If I’m really in a pinch and I need something to hold, I can superglue some chipboard down. As long as I’m careful with the glue, it works and I don’t make a mess.

PVC pipe wrap tape works. Use paper strips or pieces of offset plate material for tonges. Similar to gravemaker’s approach.

image: PVC-RegisterGuide.jpg


image: PVCregister.jpg


image: PVCtape.jpg


I have been using photo corners.

I use paper clips as replacement gauge pins on windmill guides but that is only on a windmill.

swap the paper clips on the “windmll” for yard broom bristles , then if you hit the form you dont dent the bed plate (base ) and you dont take a dirty great lump out of your cutting dies ! Wont save your type or nylos though .

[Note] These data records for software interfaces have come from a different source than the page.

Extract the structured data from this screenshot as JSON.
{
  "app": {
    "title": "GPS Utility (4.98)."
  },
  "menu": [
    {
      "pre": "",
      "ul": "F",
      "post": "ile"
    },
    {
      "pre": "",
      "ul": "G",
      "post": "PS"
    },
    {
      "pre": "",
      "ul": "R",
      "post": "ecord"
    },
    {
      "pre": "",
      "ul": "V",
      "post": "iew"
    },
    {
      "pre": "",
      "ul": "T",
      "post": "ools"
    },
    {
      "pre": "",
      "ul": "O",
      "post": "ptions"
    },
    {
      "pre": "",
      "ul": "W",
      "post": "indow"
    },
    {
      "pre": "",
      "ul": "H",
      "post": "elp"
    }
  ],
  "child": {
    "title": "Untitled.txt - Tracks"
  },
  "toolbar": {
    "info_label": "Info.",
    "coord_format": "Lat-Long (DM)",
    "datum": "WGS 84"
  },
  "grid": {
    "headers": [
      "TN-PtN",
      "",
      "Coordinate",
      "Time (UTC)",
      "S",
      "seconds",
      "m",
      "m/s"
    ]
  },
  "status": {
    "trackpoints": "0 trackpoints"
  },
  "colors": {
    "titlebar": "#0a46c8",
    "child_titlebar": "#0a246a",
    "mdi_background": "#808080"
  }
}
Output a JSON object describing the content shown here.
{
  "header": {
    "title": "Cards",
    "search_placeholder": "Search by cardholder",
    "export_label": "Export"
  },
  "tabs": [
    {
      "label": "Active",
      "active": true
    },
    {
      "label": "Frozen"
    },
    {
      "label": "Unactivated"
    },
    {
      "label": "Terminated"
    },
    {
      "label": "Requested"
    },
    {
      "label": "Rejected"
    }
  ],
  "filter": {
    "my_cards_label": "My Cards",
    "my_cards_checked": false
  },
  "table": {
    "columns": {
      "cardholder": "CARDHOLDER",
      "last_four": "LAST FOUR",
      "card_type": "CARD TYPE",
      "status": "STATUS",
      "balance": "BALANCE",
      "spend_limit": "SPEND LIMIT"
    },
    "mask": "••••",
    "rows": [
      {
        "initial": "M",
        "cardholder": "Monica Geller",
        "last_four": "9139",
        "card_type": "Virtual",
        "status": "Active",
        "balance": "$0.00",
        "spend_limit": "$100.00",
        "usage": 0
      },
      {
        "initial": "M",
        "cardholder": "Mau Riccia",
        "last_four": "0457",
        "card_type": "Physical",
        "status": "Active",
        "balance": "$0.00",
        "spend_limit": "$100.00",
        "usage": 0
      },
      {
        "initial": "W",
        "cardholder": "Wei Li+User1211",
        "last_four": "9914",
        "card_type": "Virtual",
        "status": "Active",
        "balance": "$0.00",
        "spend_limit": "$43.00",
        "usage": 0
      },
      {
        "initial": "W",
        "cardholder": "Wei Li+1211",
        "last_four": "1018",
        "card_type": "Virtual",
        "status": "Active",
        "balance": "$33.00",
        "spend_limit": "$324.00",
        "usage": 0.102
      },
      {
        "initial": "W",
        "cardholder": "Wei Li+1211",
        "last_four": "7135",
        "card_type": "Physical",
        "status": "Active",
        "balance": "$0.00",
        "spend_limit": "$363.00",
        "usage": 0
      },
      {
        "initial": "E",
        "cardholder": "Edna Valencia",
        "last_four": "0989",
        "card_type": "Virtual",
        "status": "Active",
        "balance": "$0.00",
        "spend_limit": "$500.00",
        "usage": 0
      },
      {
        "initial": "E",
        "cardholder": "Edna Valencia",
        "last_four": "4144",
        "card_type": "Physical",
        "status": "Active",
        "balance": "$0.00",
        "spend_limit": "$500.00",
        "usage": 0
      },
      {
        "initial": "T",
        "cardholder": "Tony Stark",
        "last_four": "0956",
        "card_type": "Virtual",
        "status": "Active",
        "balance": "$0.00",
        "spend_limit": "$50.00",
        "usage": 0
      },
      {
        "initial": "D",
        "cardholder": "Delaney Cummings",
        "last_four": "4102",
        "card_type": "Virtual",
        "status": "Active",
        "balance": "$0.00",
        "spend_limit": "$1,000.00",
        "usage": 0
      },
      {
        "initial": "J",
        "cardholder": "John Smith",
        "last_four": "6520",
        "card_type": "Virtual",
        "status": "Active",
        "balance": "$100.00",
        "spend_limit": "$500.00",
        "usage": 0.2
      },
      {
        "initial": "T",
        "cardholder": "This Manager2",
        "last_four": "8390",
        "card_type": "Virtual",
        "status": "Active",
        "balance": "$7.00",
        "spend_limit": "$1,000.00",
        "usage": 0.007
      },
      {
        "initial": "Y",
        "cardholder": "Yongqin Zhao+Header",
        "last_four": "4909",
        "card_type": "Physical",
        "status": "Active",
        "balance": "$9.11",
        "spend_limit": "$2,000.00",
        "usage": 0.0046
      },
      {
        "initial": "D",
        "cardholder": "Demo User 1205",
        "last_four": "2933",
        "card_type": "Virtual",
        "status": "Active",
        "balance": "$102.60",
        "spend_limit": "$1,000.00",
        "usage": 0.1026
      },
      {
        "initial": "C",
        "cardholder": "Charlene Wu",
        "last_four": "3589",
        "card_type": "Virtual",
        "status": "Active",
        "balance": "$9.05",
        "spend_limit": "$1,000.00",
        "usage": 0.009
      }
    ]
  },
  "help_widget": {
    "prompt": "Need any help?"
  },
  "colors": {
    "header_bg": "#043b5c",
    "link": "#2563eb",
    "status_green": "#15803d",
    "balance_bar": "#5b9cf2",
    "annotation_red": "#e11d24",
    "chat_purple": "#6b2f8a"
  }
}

I usually make sure the base is above the guide pins. Sometimes I’ll extend them by adding tape.

After that last post I remembered we do have a broom in the back. I just might try that idea.

just when you think you’ve heard everything Peter comes up with broom bristles, what a great idea, thanks peter.

Considering how many pieces you could cut from a broom it should last quite a long time.

Peter…..tried the broom idea today and it worked but I’ll need to get a clean broom! he he I suspect the artificial bristles would be easier to work with, as the natural bristles are different thicknesses.

What kind of tapes do you use?? mine always seem to come loose at some point in the run.

What is pvc tape? where does one get it?

Peter…the broom bristles have been working great…thanks for the idea. Just bought a brand new mini broom today and it should last quite a long time. Ron

An idea born out of embarrassment , due to my once hitting a cutting die with a paperclip at 3am and the job had to go at 6am not such a problem really but it was kiss cut job that was going on a label applicating machine where the labels must release cleanly !!!
PVC tape also called electrical tape or insulating tape .

Trying to remember but it seems I may have done the same thing. So I know the feeling!

Thomas Gravemaker
The picture you put up is a adana ?
the bottom set of sheet guides you have on arent needed really as the long flat bar you have at the bottom of the platen holding the packing has a lip that serves as head lay , however i do realise there are times you will have to make them up but in the instances you would do so would also require they were thinner than the long bar surely ?

Peter, I know that I can use the bar as a lay guide, but for smaller jobs, I still prefer a couple of spaces and some double-sided tape.

I did wonder , i have found that with really thick stock the slot/lip on the bar can be too narrow so i see why you might have chosen your set up , i thought i would ask , i dont use the adana much and then i use it as a glue machine mainly !

It’s a 5 x 3 and I didn’t have enough of those small clips that came originally with the press, to hold the packing down. I use the two remaining clips to hold the packing at the top and the bar to hold it at the bottom. You can use some tape as well to fix your packing…